**Task to carry out:** Only lines with the string "JSON" should be returned from the data below.

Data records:
-------
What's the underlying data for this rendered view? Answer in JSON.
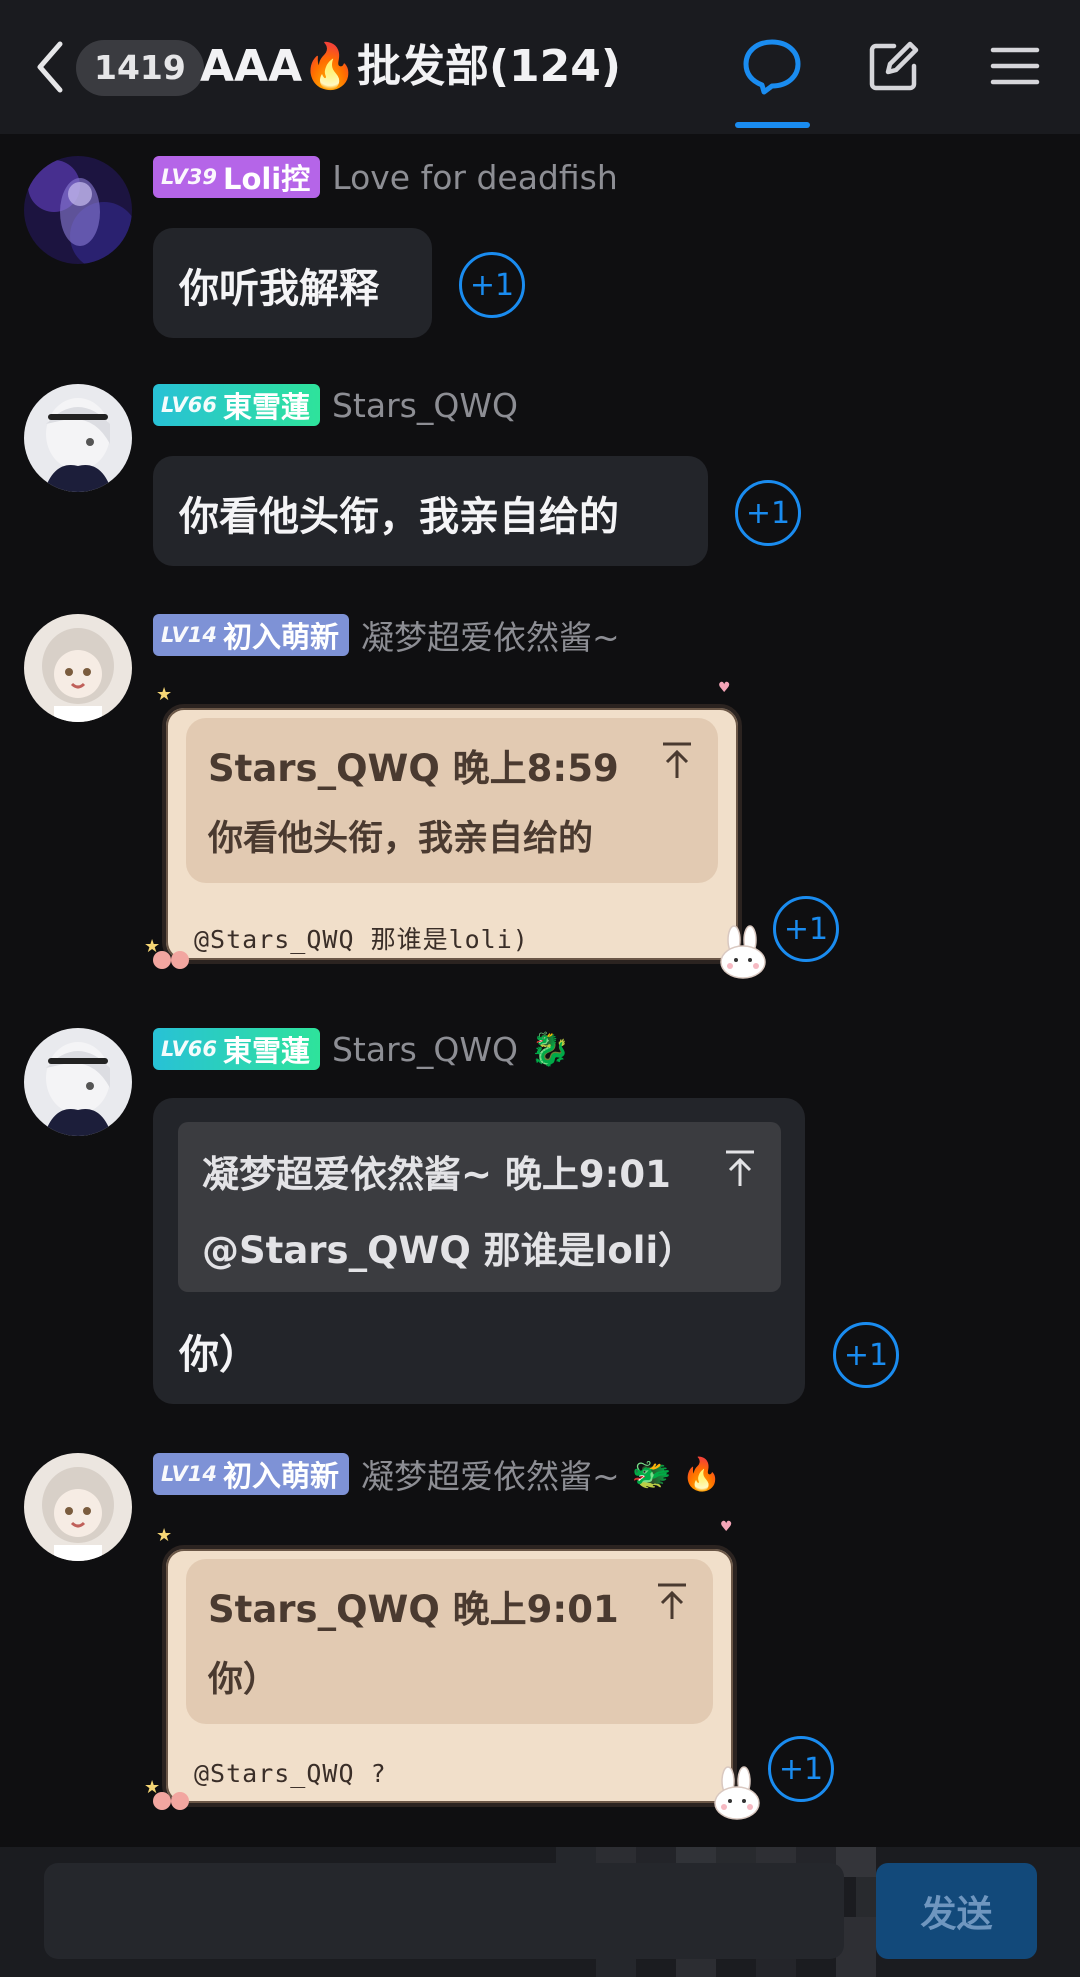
{
  "header": {
    "unread_count": "1419",
    "title": "AAA🔥批发部(124)",
    "back_icon": "chevron-left-icon",
    "chat_icon": "chat-bubble-icon",
    "edit_icon": "edit-icon",
    "menu_icon": "hamburger-menu-icon",
    "accent": "#1a8cf0"
  },
  "messages": [
    {
      "tag_level": "LV39",
      "tag_title": "Loli控",
      "tag_color": "#b565e8",
      "username": "Love for deadfish",
      "text": "你听我解释",
      "plus_one": "+1"
    },
    {
      "tag_level": "LV66",
      "tag_title": "東雪蓮",
      "tag_color": "#26c9b6",
      "username": "Stars_QWQ",
      "text": "你看他头衔，我亲自给的",
      "plus_one": "+1"
    },
    {
      "tag_level": "LV14",
      "tag_title": "初入萌新",
      "tag_color": "#7e92d6",
      "username": "凝梦超爱依然酱~",
      "quote_header": "Stars_QWQ 晚上8:59",
      "quote_text": "你看他头衔，我亲自给的",
      "text": "@Stars_QWQ 那谁是loli)",
      "plus_one": "+1"
    },
    {
      "tag_level": "LV66",
      "tag_title": "東雪蓮",
      "tag_color": "#26c9b6",
      "username": "Stars_QWQ",
      "name_emoji": "🐉",
      "quote_header": "凝梦超爱依然酱~ 晚上9:01",
      "quote_text": "@Stars_QWQ 那谁是loli）",
      "text": "你）",
      "plus_one": "+1"
    },
    {
      "tag_level": "LV14",
      "tag_title": "初入萌新",
      "tag_color": "#7e92d6",
      "username": "凝梦超爱依然酱~",
      "name_emoji": "🐲 🔥",
      "quote_header": "Stars_QWQ 晚上9:01",
      "quote_text": "你）",
      "text": "@Stars_QWQ  ?",
      "plus_one": "+1"
    }
  ],
  "composer": {
    "placeholder": "",
    "send_label": "发送"
  }
}
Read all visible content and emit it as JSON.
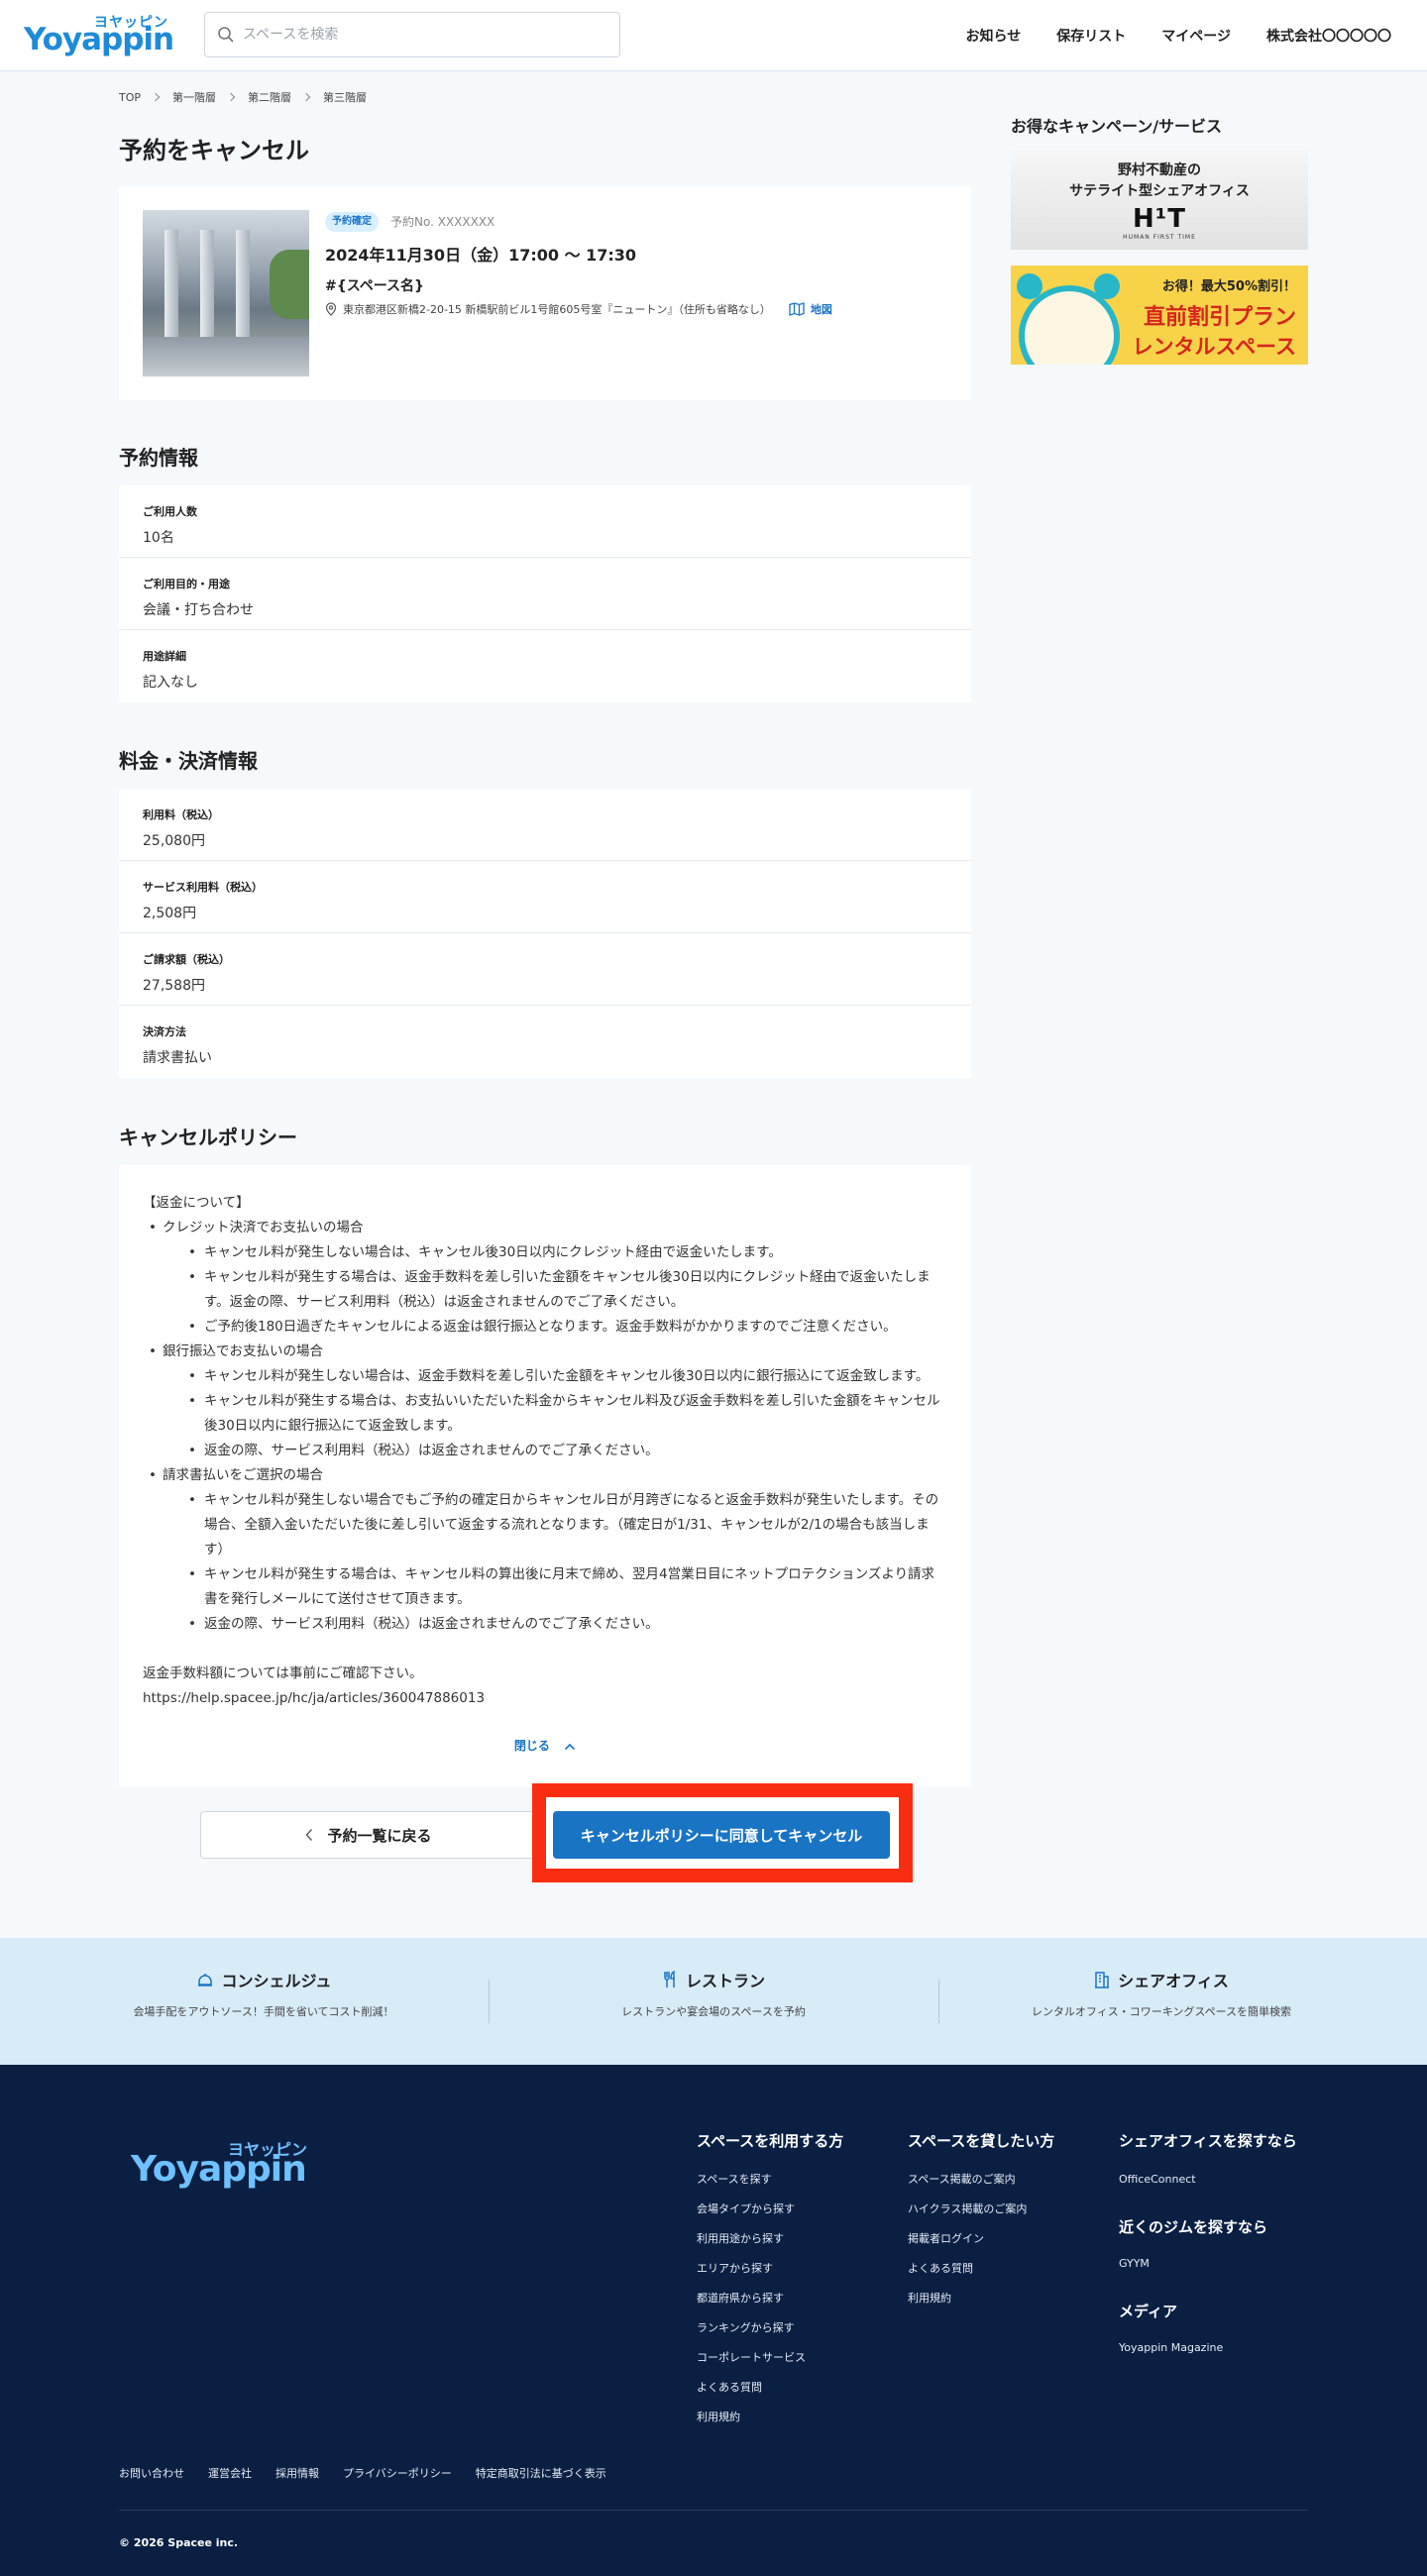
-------
**Your response:**
What's the underlying data for this rendered view? Answer in JSON.
Read all visible content and emit it as JSON.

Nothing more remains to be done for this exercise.